As a Certified B Corp for several years now, it has been fundamental that we consider all of our stakeholders, not just shareholders, for every decision we make. Each decision carefully considers our customers, our suppliers, our community, our environment, and our shareholders, and how we can make a positive and equitable impact on all these stakeholders. In our particular case, we see the fundamental connection between the health of our soil, the health of our community, and our personal health. And the foods we deliver must always be sourced with soil health, community health and personal health top of mind. We choose certified organic, bio-dynamic, or regenerative organic produce as much as we possibly can. We choose pasture-raised meats from animals who are grazing and improving soil health wherever possible. We choose women and minority owned suppliers as much as we possibly can. We choose nutrient-dense, healthy foods as much as we possibly can. We share the stories of where these foods are from, how they have been used across different communities and cultures, and even how our own customers have incorporated these foods into their lives. It is this purpose which matters most to Narrative Food, in particular at the present time where health is such an important issue for our entire community, and California is faced with so many environmental challenges.
What should our readers know about your business?
I founded Narrative Food 10 years ago under the name Out of the Box Collective.
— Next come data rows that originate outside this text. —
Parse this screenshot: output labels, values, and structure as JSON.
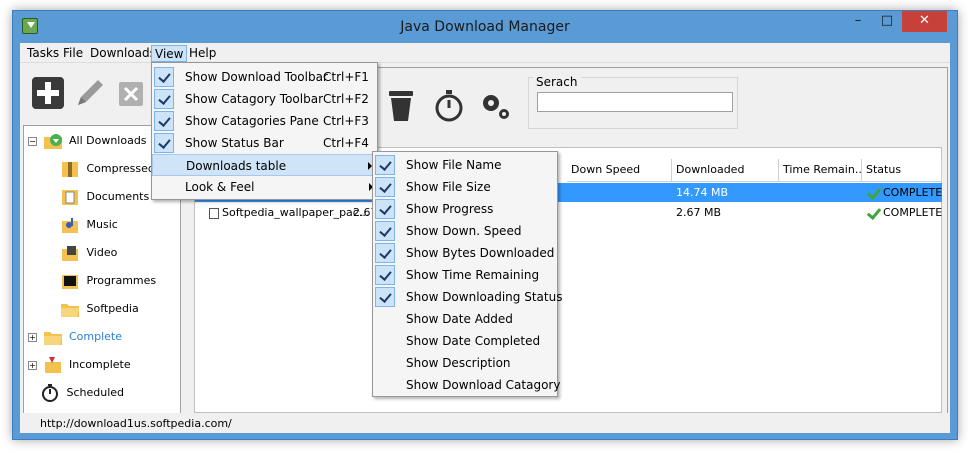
{
  "window": {
    "title": "Java Download Manager",
    "minimize": "–",
    "maximize": "□",
    "close": "✕"
  },
  "menubar": {
    "items": [
      "Tasks",
      "File",
      "Downloads",
      "View",
      "Help"
    ],
    "active": "View"
  },
  "toolbar": {
    "left_icons": [
      "add-icon",
      "edit-icon",
      "delete-icon"
    ],
    "right_icons": [
      "trash-icon",
      "stopwatch-icon",
      "settings-icon"
    ]
  },
  "search": {
    "label": "Serach",
    "value": ""
  },
  "tree": {
    "items": [
      {
        "label": "All Downloads",
        "icon": "all-downloads-icon"
      },
      {
        "label": "Compressed",
        "icon": "compressed-icon"
      },
      {
        "label": "Documents",
        "icon": "documents-icon"
      },
      {
        "label": "Music",
        "icon": "music-icon"
      },
      {
        "label": "Video",
        "icon": "video-icon"
      },
      {
        "label": "Programmes",
        "icon": "programmes-icon"
      },
      {
        "label": "Softpedia",
        "icon": "folder-icon"
      },
      {
        "label": "Complete",
        "icon": "complete-folder-icon"
      },
      {
        "label": "Incomplete",
        "icon": "incomplete-icon"
      },
      {
        "label": "Scheduled",
        "icon": "scheduled-icon"
      }
    ]
  },
  "table": {
    "columns": [
      "Down Speed",
      "Downloaded",
      "Time Remain...",
      "Status"
    ],
    "rows": [
      {
        "name": "",
        "size": "",
        "downloaded": "14.74 MB",
        "status": "COMPLETE",
        "selected": true
      },
      {
        "name": "Softpedia_wallpaper_pac...",
        "size": "2.67",
        "downloaded": "2.67 MB",
        "status": "COMPLETE",
        "selected": false
      }
    ]
  },
  "view_menu": {
    "items": [
      {
        "label": "Show Download Toolbar",
        "accel": "Ctrl+F1",
        "checked": true
      },
      {
        "label": "Show Catagory Toolbar",
        "accel": "Ctrl+F2",
        "checked": true
      },
      {
        "label": "Show Catagories Pane",
        "accel": "Ctrl+F3",
        "checked": true
      },
      {
        "label": "Show Status Bar",
        "accel": "Ctrl+F4",
        "checked": true
      },
      {
        "label": "Downloads table",
        "accel": "",
        "checked": false
      },
      {
        "label": "Look & Feel",
        "accel": "",
        "checked": false
      }
    ]
  },
  "table_submenu": {
    "items": [
      {
        "label": "Show File Name",
        "checked": true
      },
      {
        "label": "Show File Size",
        "checked": true
      },
      {
        "label": "Show Progress",
        "checked": true
      },
      {
        "label": "Show Down. Speed",
        "checked": true
      },
      {
        "label": "Show Bytes Downloaded",
        "checked": true
      },
      {
        "label": "Show Time Remaining",
        "checked": true
      },
      {
        "label": "Show Downloading Status",
        "checked": true
      },
      {
        "label": "Show Date Added",
        "checked": false
      },
      {
        "label": "Show Date Completed",
        "checked": false
      },
      {
        "label": "Show Description",
        "checked": false
      },
      {
        "label": "Show Download Catagory",
        "checked": false
      }
    ]
  },
  "statusbar": {
    "text": "http://download1us.softpedia.com/"
  }
}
Because the heart of what sets us apart from other companies is our love of story telling, we felt that changing our name to Narrative Food was more representative of what really excites us about what we do. For many years I was a screenwriter and so story telling has always been a passion of mine. Now, instead of telling stories to make into films, we tell stories with, and around, food. From the stories of our suppliers, to stories which shine a light on the diverse cultures represented in LA, to the stories of how regenerative agriculture can help mitigate climate change. As a self-funded business with a skeletal team, we have gone through many challenges, and continue to problem-solve daily as what we do involves so many stakeholders. What I have realized over the years is that there is always a solution: the challenge is to find it. So far, knock on wood, in the past ten years we have dealt with disruptions due to fires, mud slides, a pandemic, human error, and more, but for every issue we have always come up with a solution, and we have been blessed with the good will of all of our stake holders, who understand the human element that is behind every bite of food that we deliver. This is a community, and these boxes of food we produce connects us in a deep, nourishing way we are all very proud of.
Any places to eat or things to do that you can share with our readers? If they have a friend visiting town, what are some spots they could take them to?
The heart of every city is the famers market, and this is where I always start, when I travel. Whether I took my bestie to the Wednesday Santa Monica market or the Sunday Hollywood market, or even the Saturday market in Santa Barbara, I would introduce them to my maker and grower friends, taste their foods, and collect a beautiful basket of ingredients to make a feast we could enjoy in our garden. I would probably also drive up the PCH and take them to the outlook at Point Dume, to look out for whales. From there I would drive into the Santa Monica mountains, where I lived for years, and take a picnic into the trails off Mulholland Highway or near Malibou Lake. Afterwards we could stop by at the Old Place, which feels like an old saloon, for a drink or a cup of coffee. If Covid conditions improve, I would then explore some of the amazing and diverse eateries in neighborhoods which feel like you have travelled to Korea, Central America, Ethiopia, or Japan. It is the diversity of LA that I find most interesting and inspiring.
Shoutout is all about shouting out others who you feel deserve additional recognition and exposure. Who would you like to shoutout?
Our community includes dozens of local growers and makers we have worked with for years, and to whom we are eternally grateful. Bakers like Bub and Grandmas, Bakers Kneaded, Pagnol Bakery, butchers like Electric City Butcher, Watkins Butcher Shop, organic growers like County Line, Givens, Sunrise, Ken’s Top Notch, Fair Hills, Sycamore, rock stars developing a new local grains system like Sherry Mandell of Tehachapi Grain Project, coffee roaster Earth Bean Coffee, Pizza Dough maker Lupa Cotta Pizza, prepared foods maker Smart Simple Gourmet, and dozens more. We are a hub for all these amazing suppliers, curating their products into weekly food experiences. We would have no purpose without them!
B. Evy-Marie Harris